Written on Skin; music by George Benjamin, text by Martin Crimp, was first seen at the Aix en Provence festival in 2012. The following yewar it was given, in the same production by Katie Mitchell and with substantially the same cast, at Covent Garden. Both versions were televised and now the ROH version has been released on DVD and Blu-ray. It’s an unusual, complex and rewarding work. 21st century angels decide, for reasons not entirely clear, to return to the 13th century to create and participate in a human drama. The medieval humans are The Protector; a rich man of mature years utterly confident of his privileged position and his own righteousness, and his wife Agnès; younger, illiterate, downtrodden. Into their world comes The Boy; one of the angels in fact, who will create for The Protector an illuminated book; a precious object celebrating his wealth and worthiness. Inevitably, The Boy and Agnès fall in love and The Protector’s revenge, whipped up by the angels, is quite revoltingly violent. It’s essentially a simple and classic plot but Crimp shapes it skilfully with carefully placed anachronisms and by using the device of having the characters, sometimes, narrate their own actions in the third person. Benjamin’s score is in a modern idiom. He’s not afraid of atonality and he uses a very wide range of colours to create a score that ranges from meditational to almost unbearably violent. Certainly words and music work together here to great effect.
It almost needs a diagram to explain the production. It’s a two level set with a sort of workroom for the angels to one side of the stage and a larger area representing the human world next to it. Above this is more, rather sparsely used, angel space. The two levels are connected by a staircase at one side of the stage but it’s invisible most of the time and only comes into it’s own at the very end. The angels move props from their workroom into the human space as needed and two of them also double up as Agnès’ sister and BIL or as domestics as needed. It’s simple but effective and also quite hard to film!

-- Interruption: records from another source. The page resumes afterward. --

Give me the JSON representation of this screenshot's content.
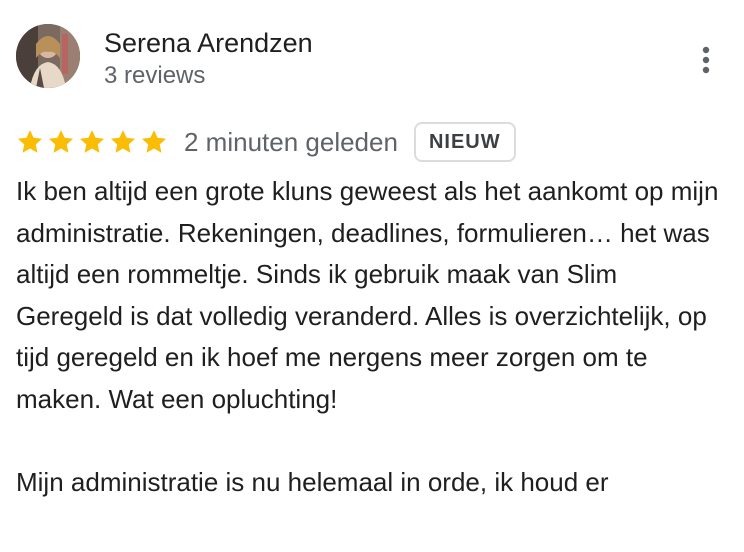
{
  "author": {
    "name": "Serena Arendzen",
    "reviews_count": "3 reviews",
    "avatar_icon": "avatar-photo"
  },
  "menu": {
    "icon": "more-vert-icon"
  },
  "review": {
    "rating": 5,
    "rating_max": 5,
    "star_color": "#fbbc04",
    "timestamp": "2 minuten geleden",
    "badge": "NIEUW",
    "paragraphs": [
      "Ik ben altijd een grote kluns geweest als het aankomt op mijn administratie. Rekeningen, deadlines, formulieren… het was altijd een rommeltje. Sinds ik gebruik maak van Slim Geregeld is dat volledig veranderd. Alles is overzichtelijk, op tijd geregeld en ik hoef me nergens meer zorgen om te maken. Wat een opluchting!",
      "Mijn administratie is nu helemaal in orde, ik houd er"
    ]
  }
}
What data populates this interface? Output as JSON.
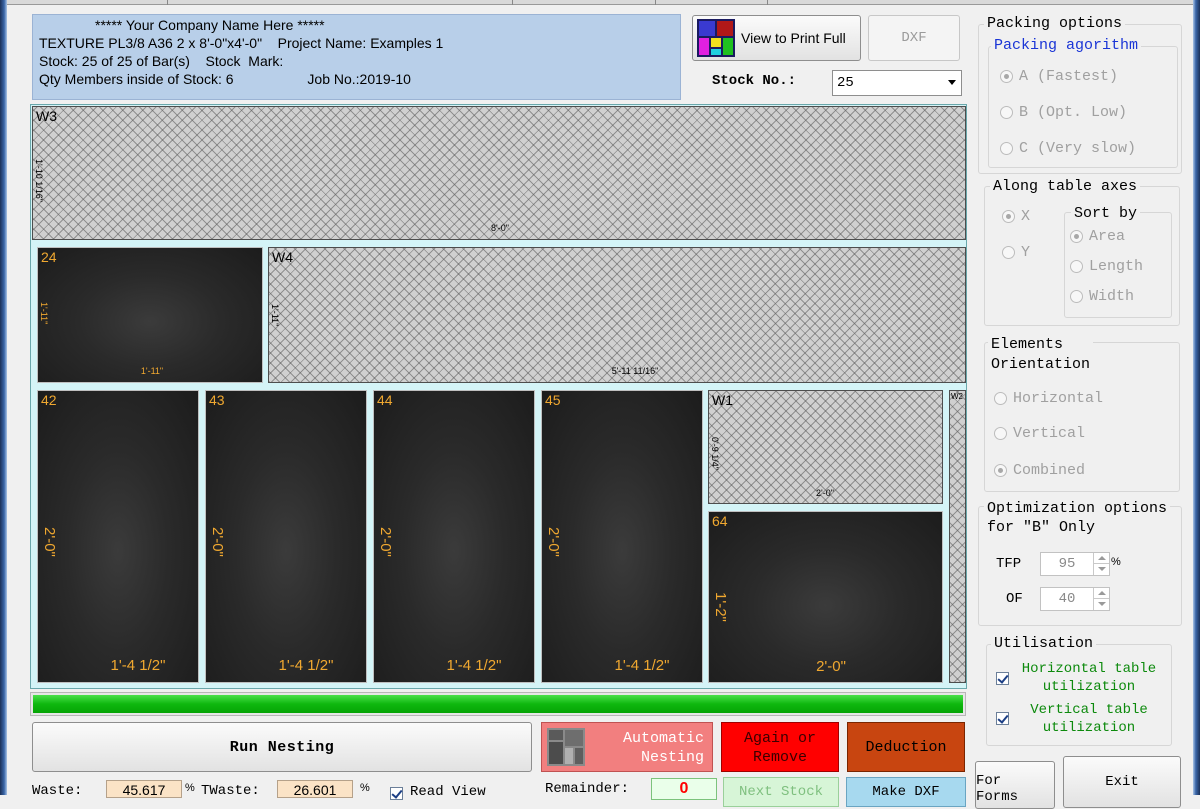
{
  "header": {
    "company_line": "***** Your Company Name Here *****",
    "line2": "TEXTURE PL3/8 A36 2 x 8'-0\"x4'-0\"    Project Name: Examples 1",
    "line3": "Stock: 25 of 25 of Bar(s)    Stock  Mark:",
    "line4": "Qty Members inside of Stock: 6                   Job No.:2019-10"
  },
  "toolbar": {
    "view_print_label": "View to Print Full",
    "dxf_label": "DXF",
    "stock_no_label": "Stock No.:",
    "stock_no_value": "25"
  },
  "nesting": {
    "waste_pieces": [
      {
        "id": "W3",
        "h_dim": "8'-0\"",
        "v_dim": "1'-10 1/16\""
      },
      {
        "id": "W4",
        "h_dim": "5'-11 11/16\"",
        "v_dim": "1'-11\""
      },
      {
        "id": "W1",
        "h_dim": "2'-0\"",
        "v_dim": "0'-9 1/4\""
      },
      {
        "id": "W2"
      }
    ],
    "parts": [
      {
        "id": "24",
        "h_dim": "1'-11\"",
        "v_dim": "1'-11\""
      },
      {
        "id": "42",
        "h_dim": "1'-4 1/2\"",
        "v_dim": "2'-0\""
      },
      {
        "id": "43",
        "h_dim": "1'-4 1/2\"",
        "v_dim": "2'-0\""
      },
      {
        "id": "44",
        "h_dim": "1'-4 1/2\"",
        "v_dim": "2'-0\""
      },
      {
        "id": "45",
        "h_dim": "1'-4 1/2\"",
        "v_dim": "2'-0\""
      },
      {
        "id": "64",
        "h_dim": "2'-0\"",
        "v_dim": "1'-2\""
      }
    ],
    "progress_fraction": 1.0
  },
  "bottom": {
    "run_label": "Run Nesting",
    "auto_line1": "Automatic",
    "auto_line2": "Nesting",
    "again_line1": "Again or",
    "again_line2": "Remove",
    "deduction_label": "Deduction",
    "waste_label": "Waste:",
    "waste_value": "45.617",
    "percent": "%",
    "twaste_label": "TWaste:",
    "twaste_value": "26.601",
    "read_view_label": "Read View",
    "remainder_label": "Remainder:",
    "remainder_value": "0",
    "next_stock_label": "Next Stock",
    "make_dxf_label": "Make DXF",
    "for_label": "For",
    "for_line2": "Forms",
    "exit_label": "Exit"
  },
  "panel": {
    "packing_title": "Packing options",
    "algorithm_title": "Packing agorithm",
    "algo_a": "A (Fastest)",
    "algo_b": "B (Opt. Low)",
    "algo_c": "C (Very slow)",
    "axes_title": "Along table axes",
    "axis_x": "X",
    "axis_y": "Y",
    "sort_title": "Sort by",
    "sort_area": "Area",
    "sort_length": "Length",
    "sort_width": "Width",
    "elements_title_1": "Elements",
    "elements_title_2": "Orientation",
    "orient_h": "Horizontal",
    "orient_v": "Vertical",
    "orient_c": "Combined",
    "opt_title_1": "Optimization options",
    "opt_title_2": "for \"B\" Only",
    "tfp_label": "TFP",
    "tfp_value": "95",
    "tfp_unit": "%",
    "of_label": "OF",
    "of_value": "40",
    "util_title": "Utilisation",
    "util_h_1": "Horizontal table",
    "util_h_2": "utilization",
    "util_v_1": "Vertical table",
    "util_v_2": "utilization"
  },
  "colors": {
    "info_bg": "#b8cfe9",
    "canvas_bg": "#d4f4f7",
    "dim_color": "#f0a830",
    "progress": "#0fb80f",
    "auto_btn": "#f27f7f",
    "again_btn": "#ff0000",
    "deduction_btn": "#c84510",
    "legend_blue": "#1a35d6",
    "util_green": "#0d8a0d"
  }
}
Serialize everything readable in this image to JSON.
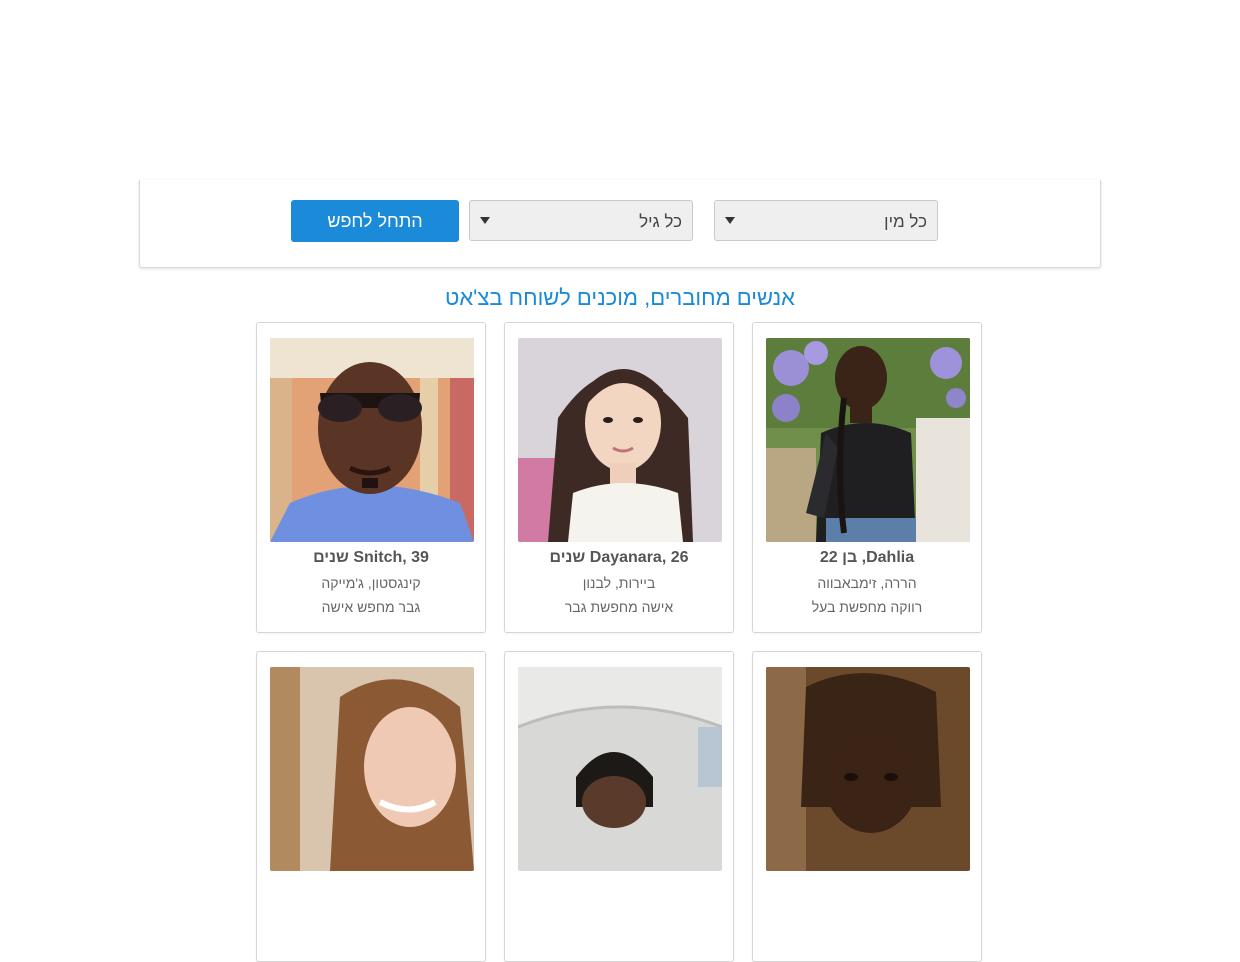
{
  "search": {
    "button_label": "התחל לחפש",
    "age_select": "כל גיל",
    "gender_select": "כל מין"
  },
  "section": {
    "title": "אנשים מחוברים, מוכנים לשוחח בצ'אט"
  },
  "profiles": [
    {
      "name": "Dahlia, בן 22",
      "location": "הררה, זימבאבווה",
      "seeking": "רווקה מחפשת בעל"
    },
    {
      "name": "Dayanara, 26 שנים",
      "location": "ביירות, לבנון",
      "seeking": "אישה מחפשת גבר"
    },
    {
      "name": "Snitch, 39 שנים",
      "location": "קינגסטון, ג'מייקה",
      "seeking": "גבר מחפש אישה"
    },
    {
      "name": "",
      "location": "",
      "seeking": ""
    },
    {
      "name": "",
      "location": "",
      "seeking": ""
    },
    {
      "name": "",
      "location": "",
      "seeking": ""
    }
  ],
  "icons": {
    "dropdown": "caret-down-icon"
  },
  "colors": {
    "accent": "#1a8ad9"
  }
}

It’s really unfair to single out individual performances from an excellent ensemble cast, all of them make a strong case for a far from easy score and all of them give committed, very physical, acting performances. The central trio are sung by Canadian soprano Barbara Hannigan, American countertenor Bejun Mehta and British baritone Chris Purves. They are well backed up by mezzo Victoria Simmonds as Marie/Angel 2 and Allan Clayton as John/Angel 3. The “chorus” of angels is made up of David Alexander, Laura Harling, Peter Hobday and Sarah Northgraves. The composer conducts and is clearly not afraid to push the sonic and emotional extremes of the music.
I had the DVD rather than the Blu-ray for review. It’s technically fine with clear DTS sound and a very good picture. Unusually for a live performance it’s shot in the Cinemascope aspect ration of 1:2.35. Margaret Williams, the video director, mostly gives us one room at a time. It’s hard to tell from the DVD but I suspect much of the time only one was lit for the stage production. She also uses some unusual camera angles, almost overhead at times, quite effectively. Overall her approach works pretty well. There’s some decent interview footage with pretty much everyone involves offered as an extra. The booklet contains a rather good essay by Christopher Wintle as well as a synopsis. Subtitle options are English, French, German and Japanese.
One feels that this is a piece that’s as likely as any contemporary opera to make it into the standard repertory and is well worth a look. Toronto folk should be aware that the TSO is giving Written on Skin in concert on March 7th as part of the New Creations Festival. Iestyn Davies will sing Angel 1 and both Hannigan and Purves will sing. The composer conducts.